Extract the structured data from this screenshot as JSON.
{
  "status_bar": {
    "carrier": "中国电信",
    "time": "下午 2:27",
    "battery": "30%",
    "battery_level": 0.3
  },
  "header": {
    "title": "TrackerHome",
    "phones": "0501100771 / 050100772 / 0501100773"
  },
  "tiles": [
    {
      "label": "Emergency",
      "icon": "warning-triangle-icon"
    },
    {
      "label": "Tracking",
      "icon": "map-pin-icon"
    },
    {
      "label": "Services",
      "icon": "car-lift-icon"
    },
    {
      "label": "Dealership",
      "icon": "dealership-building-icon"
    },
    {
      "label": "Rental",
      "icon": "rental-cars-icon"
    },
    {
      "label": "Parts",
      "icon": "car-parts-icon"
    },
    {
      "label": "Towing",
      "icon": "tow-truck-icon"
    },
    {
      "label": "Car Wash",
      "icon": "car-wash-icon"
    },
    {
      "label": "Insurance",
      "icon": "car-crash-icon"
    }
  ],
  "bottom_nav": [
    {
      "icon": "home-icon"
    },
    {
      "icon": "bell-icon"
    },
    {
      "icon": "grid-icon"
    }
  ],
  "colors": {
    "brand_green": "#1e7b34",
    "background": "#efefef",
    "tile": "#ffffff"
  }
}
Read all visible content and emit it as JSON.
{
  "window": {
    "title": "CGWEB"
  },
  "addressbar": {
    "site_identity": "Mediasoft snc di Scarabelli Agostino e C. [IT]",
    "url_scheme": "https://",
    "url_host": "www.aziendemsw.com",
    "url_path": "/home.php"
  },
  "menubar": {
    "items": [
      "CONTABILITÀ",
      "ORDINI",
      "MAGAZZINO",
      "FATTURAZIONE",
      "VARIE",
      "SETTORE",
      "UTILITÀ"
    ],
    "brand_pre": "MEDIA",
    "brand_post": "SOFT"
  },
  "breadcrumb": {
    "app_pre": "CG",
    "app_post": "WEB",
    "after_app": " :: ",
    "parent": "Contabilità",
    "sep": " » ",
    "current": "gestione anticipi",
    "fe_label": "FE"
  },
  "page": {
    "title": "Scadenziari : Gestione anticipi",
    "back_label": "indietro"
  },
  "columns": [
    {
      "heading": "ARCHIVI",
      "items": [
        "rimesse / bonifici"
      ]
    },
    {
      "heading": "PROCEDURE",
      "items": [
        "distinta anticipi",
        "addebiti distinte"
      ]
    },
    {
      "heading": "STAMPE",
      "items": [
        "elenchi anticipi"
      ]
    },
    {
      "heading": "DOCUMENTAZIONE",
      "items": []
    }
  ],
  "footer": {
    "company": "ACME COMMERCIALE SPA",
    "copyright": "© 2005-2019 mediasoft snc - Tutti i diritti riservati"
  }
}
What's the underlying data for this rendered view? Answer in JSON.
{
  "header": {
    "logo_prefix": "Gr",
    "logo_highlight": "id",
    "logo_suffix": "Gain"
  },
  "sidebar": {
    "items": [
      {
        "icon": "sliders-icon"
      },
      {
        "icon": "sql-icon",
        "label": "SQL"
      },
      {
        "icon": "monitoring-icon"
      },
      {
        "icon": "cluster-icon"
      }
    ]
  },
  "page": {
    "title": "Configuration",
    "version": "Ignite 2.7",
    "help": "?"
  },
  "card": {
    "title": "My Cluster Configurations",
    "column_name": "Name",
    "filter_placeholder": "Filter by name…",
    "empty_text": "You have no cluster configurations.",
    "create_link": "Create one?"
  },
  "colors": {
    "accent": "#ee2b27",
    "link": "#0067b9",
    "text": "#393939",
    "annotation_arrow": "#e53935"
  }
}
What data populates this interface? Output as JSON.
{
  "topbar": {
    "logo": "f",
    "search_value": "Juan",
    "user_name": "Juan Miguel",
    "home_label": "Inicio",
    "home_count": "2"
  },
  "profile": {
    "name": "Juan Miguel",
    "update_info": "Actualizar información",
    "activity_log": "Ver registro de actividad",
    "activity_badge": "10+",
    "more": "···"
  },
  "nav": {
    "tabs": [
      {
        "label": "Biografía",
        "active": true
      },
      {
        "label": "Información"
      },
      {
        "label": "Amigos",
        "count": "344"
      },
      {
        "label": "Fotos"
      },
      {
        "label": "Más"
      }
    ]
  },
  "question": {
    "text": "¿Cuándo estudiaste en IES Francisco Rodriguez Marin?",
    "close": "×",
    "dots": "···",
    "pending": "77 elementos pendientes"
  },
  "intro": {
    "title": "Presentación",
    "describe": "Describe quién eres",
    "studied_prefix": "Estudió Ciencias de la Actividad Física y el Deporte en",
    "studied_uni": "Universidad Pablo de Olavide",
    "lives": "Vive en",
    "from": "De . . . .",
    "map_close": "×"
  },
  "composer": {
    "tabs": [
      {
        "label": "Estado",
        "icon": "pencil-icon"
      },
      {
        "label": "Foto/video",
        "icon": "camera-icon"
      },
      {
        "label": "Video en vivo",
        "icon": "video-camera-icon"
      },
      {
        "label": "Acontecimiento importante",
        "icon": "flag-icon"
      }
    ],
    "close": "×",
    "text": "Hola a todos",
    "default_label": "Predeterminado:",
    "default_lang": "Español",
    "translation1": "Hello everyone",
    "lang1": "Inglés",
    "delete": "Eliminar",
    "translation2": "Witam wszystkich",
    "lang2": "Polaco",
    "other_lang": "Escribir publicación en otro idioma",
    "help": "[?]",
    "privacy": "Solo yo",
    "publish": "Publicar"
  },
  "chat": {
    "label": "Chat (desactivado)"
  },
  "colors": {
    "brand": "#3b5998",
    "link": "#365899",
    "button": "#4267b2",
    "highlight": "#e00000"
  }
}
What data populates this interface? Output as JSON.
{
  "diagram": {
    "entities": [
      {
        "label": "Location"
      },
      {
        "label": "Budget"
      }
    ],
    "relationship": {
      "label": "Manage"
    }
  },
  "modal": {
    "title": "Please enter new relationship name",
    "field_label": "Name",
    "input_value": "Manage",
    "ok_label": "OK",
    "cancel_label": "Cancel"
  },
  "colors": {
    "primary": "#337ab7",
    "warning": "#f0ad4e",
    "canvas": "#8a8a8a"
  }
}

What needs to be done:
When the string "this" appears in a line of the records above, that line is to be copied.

Task solution:
Extract the structured data from this screenshot as JSON.
What's the underlying data for this rendered view? Answer in JSON.
What data populates this interface? Output as JSON.
What data populates this interface? Output as JSON.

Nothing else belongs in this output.